While there are things on board that can wait to be done like my overflowing project box. Then are somethings that are on the must do/ASAP list. Like repairing the oars for my Porta Boat dingy. I've mentioned before how I am really glad I purchased my Porta Boat dingy and am surprised that I don't see more of them on cruising sail boats. Mine has worked well for ten years despite the abuse I give it. That's ten years of folding and unfolding dragging it up on rocky Isle of Long beaches etc. So I should not have been surprised when heading back to the boat from a grocery trip one of the oars started to separate despite my gaffer tape fix of a few years ago. So after ten years in a salt water environment it was obviously time to fix the oar in a more permanent fashion.
The Porta Boat's lightweight oars are made up of aluminum and plastic. They are also meant to be taken apart for easy storage:
I used some denatured alcohol and a 3M Scrubber pad to remove some of the tarnish on the pieces:

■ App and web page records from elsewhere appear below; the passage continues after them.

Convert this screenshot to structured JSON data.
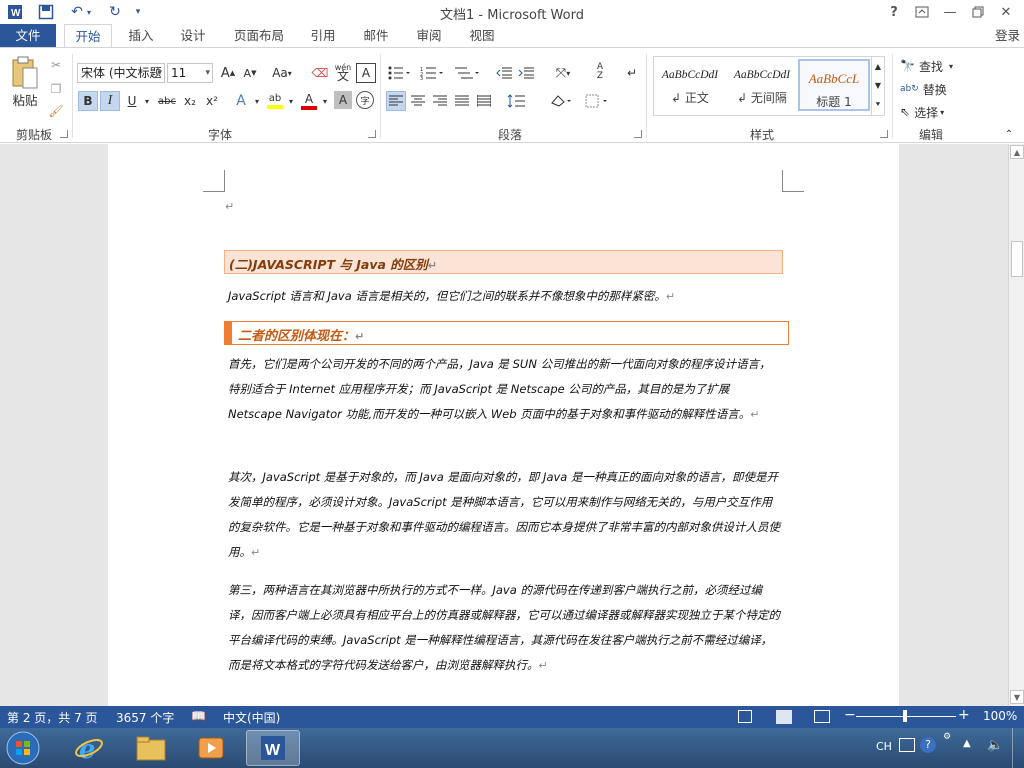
{
  "titlebar": {
    "title": "文档1 - Microsoft Word",
    "help": "?",
    "restore_ribbon": "⊡",
    "minimize": "—",
    "maximize": "🗗",
    "close": "✕",
    "word_icon": "W"
  },
  "tabs": {
    "file": "文件",
    "items": [
      "开始",
      "插入",
      "设计",
      "页面布局",
      "引用",
      "邮件",
      "审阅",
      "视图"
    ],
    "login": "登录"
  },
  "ribbon": {
    "clipboard": {
      "paste": "粘贴",
      "label": "剪贴板"
    },
    "font": {
      "font_name": "宋体 (中文标题",
      "font_size": "11",
      "grow": "A",
      "shrink": "A",
      "case": "Aa",
      "phonetic": "wén",
      "border_a": "A",
      "bold": "B",
      "italic": "I",
      "underline": "U",
      "strike": "abc",
      "sub": "x₂",
      "sup": "x²",
      "effects": "A",
      "highlight": "ab",
      "font_color": "A",
      "shading_a": "A",
      "enclose": "字",
      "label": "字体"
    },
    "paragraph": {
      "label": "段落"
    },
    "styles": {
      "items": [
        {
          "sample": "AaBbCcDdI",
          "name": "正文"
        },
        {
          "sample": "AaBbCcDdI",
          "name": "无间隔"
        },
        {
          "sample": "AaBbCcL",
          "name": "标题 1"
        }
      ],
      "label": "样式"
    },
    "editing": {
      "find": "查找",
      "replace": "替换",
      "select": "选择",
      "label": "编辑"
    }
  },
  "document": {
    "heading1": "(二)JAVASCRIPT 与 Java 的区别",
    "intro": "JavaScript 语言和 Java 语言是相关的，但它们之间的联系并不像想象中的那样紧密。",
    "heading2": "二者的区别体现在：",
    "p1": "首先，它们是两个公司开发的不同的两个产品，Java 是 SUN 公司推出的新一代面向对象的程序设计语言，特别适合于 Internet 应用程序开发；而 JavaScript 是 Netscape 公司的产品，其目的是为了扩展 Netscape Navigator 功能,而开发的一种可以嵌入 Web 页面中的基于对象和事件驱动的解释性语言。",
    "p2": "其次，JavaScript 是基于对象的，而 Java 是面向对象的，即 Java 是一种真正的面向对象的语言，即使是开发简单的程序，必须设计对象。JavaScript 是种脚本语言，它可以用来制作与网络无关的，与用户交互作用的复杂软件。它是一种基于对象和事件驱动的编程语言。因而它本身提供了非常丰富的内部对象供设计人员使用。",
    "p3": "第三，两种语言在其浏览器中所执行的方式不一样。Java 的源代码在传递到客户端执行之前，必须经过编译，因而客户端上必须具有相应平台上的仿真器或解释器，它可以通过编译器或解释器实现独立于某个特定的平台编译代码的束缚。JavaScript 是一种解释性编程语言，其源代码在发往客户端执行之前不需经过编译，而是将文本格式的字符代码发送给客户，由浏览器解释执行。",
    "mark": "↵"
  },
  "statusbar": {
    "page": "第 2 页，共 7 页",
    "words": "3657 个字",
    "language": "中文(中国)",
    "zoom": "100%",
    "zoom_minus": "−",
    "zoom_plus": "+"
  },
  "taskbar": {
    "input_method": "CH"
  },
  "colors": {
    "word_blue": "#2b579a",
    "heading_fill": "#fbe4d5",
    "heading_accent": "#ed7d31"
  }
}
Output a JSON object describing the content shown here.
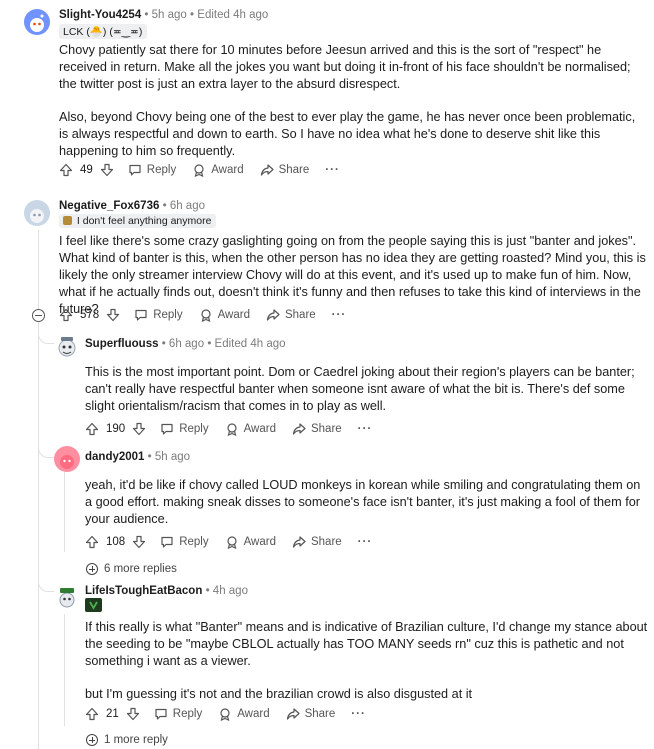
{
  "comments": [
    {
      "author": "Slight-You4254",
      "time": "5h ago",
      "edited": "Edited 4h ago",
      "flair": "LCK (🐣) (≖‿≖)",
      "paragraphs": [
        "Chovy patiently sat there for 10 minutes before Jeesun arrived and this is the sort of \"respect\" he received in return. Make all the jokes you want but doing it in-front of his face shouldn't be normalised; the twitter post is just an extra layer to the absurd disrespect.",
        "Also, beyond Chovy being one of the best to ever play the game, he has never once been problematic, is always respectful and down to earth. So I have no idea what he's done to deserve shit like this happening to him so frequently."
      ],
      "votes": "49",
      "reply": "Reply",
      "award": "Award",
      "share": "Share",
      "more": "···",
      "avatar_color": "#7193ff"
    },
    {
      "author": "Negative_Fox6736",
      "time": "6h ago",
      "flair": "I don't feel anything anymore",
      "paragraphs": [
        "I feel like there's some crazy gaslighting going on from the people saying this is just \"banter and jokes\". What kind of banter is this, when the other person has no idea they are getting roasted? Mind you, this is likely the only streamer interview Chovy will do at this event, and it's used up to make fun of him. Now, what if he actually finds out, doesn't think it's funny and then refuses to take this kind of interviews in the future?"
      ],
      "votes": "578",
      "reply": "Reply",
      "award": "Award",
      "share": "Share",
      "more": "···",
      "avatar_color": "#c8d6e5"
    },
    {
      "author": "Superfluouss",
      "time": "6h ago",
      "edited": "Edited 4h ago",
      "paragraphs": [
        "This is the most important point. Dom or Caedrel joking about their region's players can be banter; can't really have respectful banter when someone isnt aware of what the bit is. There's def some slight orientalism/racism that comes in to play as well."
      ],
      "votes": "190",
      "reply": "Reply",
      "award": "Award",
      "share": "Share",
      "more": "···"
    },
    {
      "author": "dandy2001",
      "time": "5h ago",
      "paragraphs": [
        "yeah, it'd be like if chovy called LOUD monkeys in korean while smiling and congratulating them on a good effort. making sneak disses to someone's face isn't banter, it's just making a fool of them for your audience."
      ],
      "votes": "108",
      "reply": "Reply",
      "award": "Award",
      "share": "Share",
      "more": "···",
      "avatar_color": "#ff6b81"
    },
    {
      "author": "LifeIsToughEatBacon",
      "time": "4h ago",
      "paragraphs": [
        "If this really is what \"Banter\" means and is indicative of Brazilian culture, I'd change my stance about the seeding to be \"maybe CBLOL actually has TOO MANY seeds rn\" cuz this is pathetic and not something i want as a viewer.",
        "but I'm guessing it's not and the brazilian crowd is also disgusted at it"
      ],
      "votes": "21",
      "reply": "Reply",
      "award": "Award",
      "share": "Share",
      "more": "···"
    }
  ],
  "more_replies_1": "6 more replies",
  "more_replies_2": "1 more reply",
  "dot": "•"
}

Since I never really took apart the oars in ten years as they were just thrown into the back of the car with the other pieces of the Porta Boat. I did not need to be concerned with ever taken them apart. I used some West System Gflex epoxy mixed with some low density filler smeared it around the oar pieces where they joined together and pushed them together. After the Epoxy cured I wrapped some more gaffers tape around the joint for good measure and to cover the hole where the pin use to be. The tape will help prevent water from getting inside the oar tubes through the locking pin hole:
I was thinking instead of using the gaffers tape I might have used some safety reflective tape instead. I would have served the same purpose but, might have provided a little more visibility when rowing through an anchorage at night. It certainly would not hurt.
CAPT. MIKE SIDE NOTE: I had an interesting discovery when using the Gflex Epoxy for this repair. I placed a scrap piece of plexiglass I had on board under the oar joint to catch any of the epoxy that leaked out of the joint. I found that the Gflex was stuck pretty tenaciously to the Plexiglass it dripped on. I also found that the epoxy also flexed rather well when I bent the plexiglass as shown below:
These properties of the Gflex epoxy gave me some ideas of using it on some future projects on board which I'll post about later.